There were several private point-to-point and broadcast telegraph networks for press, large companies and the public telegraph service. There were switched networks too. The better known telex network which allowed business and government to exchange messages and, of course, the gentex service which made telex facilities available to those without a telex machine.

Remember those yellow forms with terse messages (sometimes contrived using incomprehensible shorthand) trying to convey as much information within the chargeable limit? These telegrams could be sent by completing a special form at any Post Office and were usually addressed to a person at a particular telephone number. The teller at the Post Office would stamp the form with a “thock!” and the messages were despatched in batches to the nearest telegraph office.

Telegraph operators would type the messages into the network, and their counterpart at the receiving end would cut and glue the message onto one of the ubiquitous yellow “inland telegram” forms. The message would be telephoned to the recipient, and the form annotated “telephoned.” If the recipient couldn’t be contacted, the form was marked “NR” for no reply and set aside for another attempt. The contact was usually attempted at half-hourly intervals and a “NO REPLY” stamp was applied to the reverse of the form providing a history of attempts to telephone the message through, showing times and the initials of the operator at each attempt. Once the telegram had successfully been delivered by telephone, it was (in the 1970s and 1980s) placed in one of those distinctive brown window envelopes marked TELEGRAM in blue and delivered in the post.

Charging for telegrams was simple, although I’m a bit vague as to the initial word count limit. It was a flat rate for a minimum of 12 words, with an additional fee for each word thereafter. The minimum included the recipients details, so these were usually brief such as “Bruce Kawerau 54321.” It was unnecessary to include the word “phone” in front of the telephone number or a salutation in front of the name, although many inexperienced users of the service did so, thereby reducing the number of words available to convey the message.

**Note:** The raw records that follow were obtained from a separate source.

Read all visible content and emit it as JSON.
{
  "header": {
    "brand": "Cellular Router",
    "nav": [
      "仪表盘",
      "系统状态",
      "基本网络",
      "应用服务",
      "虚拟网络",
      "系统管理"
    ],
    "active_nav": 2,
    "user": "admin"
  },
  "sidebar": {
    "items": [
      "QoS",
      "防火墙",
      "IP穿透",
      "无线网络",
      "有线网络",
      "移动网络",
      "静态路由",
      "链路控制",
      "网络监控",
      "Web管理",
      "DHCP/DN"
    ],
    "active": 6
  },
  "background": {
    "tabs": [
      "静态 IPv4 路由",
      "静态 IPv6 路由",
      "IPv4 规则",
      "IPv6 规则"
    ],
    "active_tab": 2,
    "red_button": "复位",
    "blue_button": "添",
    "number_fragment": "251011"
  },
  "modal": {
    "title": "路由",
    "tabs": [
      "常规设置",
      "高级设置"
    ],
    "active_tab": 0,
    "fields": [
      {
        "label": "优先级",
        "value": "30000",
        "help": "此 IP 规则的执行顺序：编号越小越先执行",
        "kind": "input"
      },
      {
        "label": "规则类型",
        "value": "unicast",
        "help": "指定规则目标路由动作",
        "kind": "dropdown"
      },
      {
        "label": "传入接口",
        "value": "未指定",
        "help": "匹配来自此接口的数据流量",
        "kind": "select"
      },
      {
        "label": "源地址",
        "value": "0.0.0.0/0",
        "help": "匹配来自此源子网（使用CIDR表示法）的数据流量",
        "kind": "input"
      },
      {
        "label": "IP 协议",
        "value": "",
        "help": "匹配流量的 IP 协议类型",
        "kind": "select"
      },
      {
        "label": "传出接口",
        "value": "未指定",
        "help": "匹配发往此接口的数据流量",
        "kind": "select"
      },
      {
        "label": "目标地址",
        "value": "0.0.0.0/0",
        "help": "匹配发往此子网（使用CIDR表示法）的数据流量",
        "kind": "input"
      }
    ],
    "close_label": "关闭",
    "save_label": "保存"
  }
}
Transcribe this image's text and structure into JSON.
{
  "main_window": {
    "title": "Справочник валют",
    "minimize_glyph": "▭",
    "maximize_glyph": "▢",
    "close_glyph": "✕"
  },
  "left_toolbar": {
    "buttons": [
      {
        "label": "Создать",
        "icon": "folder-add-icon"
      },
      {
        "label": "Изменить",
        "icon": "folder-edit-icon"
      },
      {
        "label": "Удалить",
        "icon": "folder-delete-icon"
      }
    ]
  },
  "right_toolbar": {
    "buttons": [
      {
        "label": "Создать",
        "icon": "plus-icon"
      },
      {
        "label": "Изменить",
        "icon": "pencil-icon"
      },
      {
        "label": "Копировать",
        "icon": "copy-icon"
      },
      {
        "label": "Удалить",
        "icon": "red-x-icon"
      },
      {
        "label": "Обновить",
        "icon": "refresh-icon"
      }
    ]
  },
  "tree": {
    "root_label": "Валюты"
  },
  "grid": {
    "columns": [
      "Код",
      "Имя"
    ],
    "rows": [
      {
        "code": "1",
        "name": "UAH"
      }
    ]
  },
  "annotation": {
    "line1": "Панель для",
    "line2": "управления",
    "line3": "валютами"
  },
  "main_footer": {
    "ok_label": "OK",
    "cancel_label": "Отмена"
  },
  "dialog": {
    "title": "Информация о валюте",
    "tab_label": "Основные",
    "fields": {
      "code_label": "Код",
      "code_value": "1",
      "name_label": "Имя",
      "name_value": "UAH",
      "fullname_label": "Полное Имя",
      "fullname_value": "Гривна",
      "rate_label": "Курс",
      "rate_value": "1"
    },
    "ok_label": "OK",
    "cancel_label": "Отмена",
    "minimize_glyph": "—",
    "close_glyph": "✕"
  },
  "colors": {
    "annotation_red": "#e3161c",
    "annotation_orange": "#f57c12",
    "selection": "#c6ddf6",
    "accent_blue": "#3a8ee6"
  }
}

New Zealand’s telegraph network was decommissioned a few years back, after more than 120 years of service. It had become redundant as people used cheaper telephone calling rates, facsimile and email to convey their important news.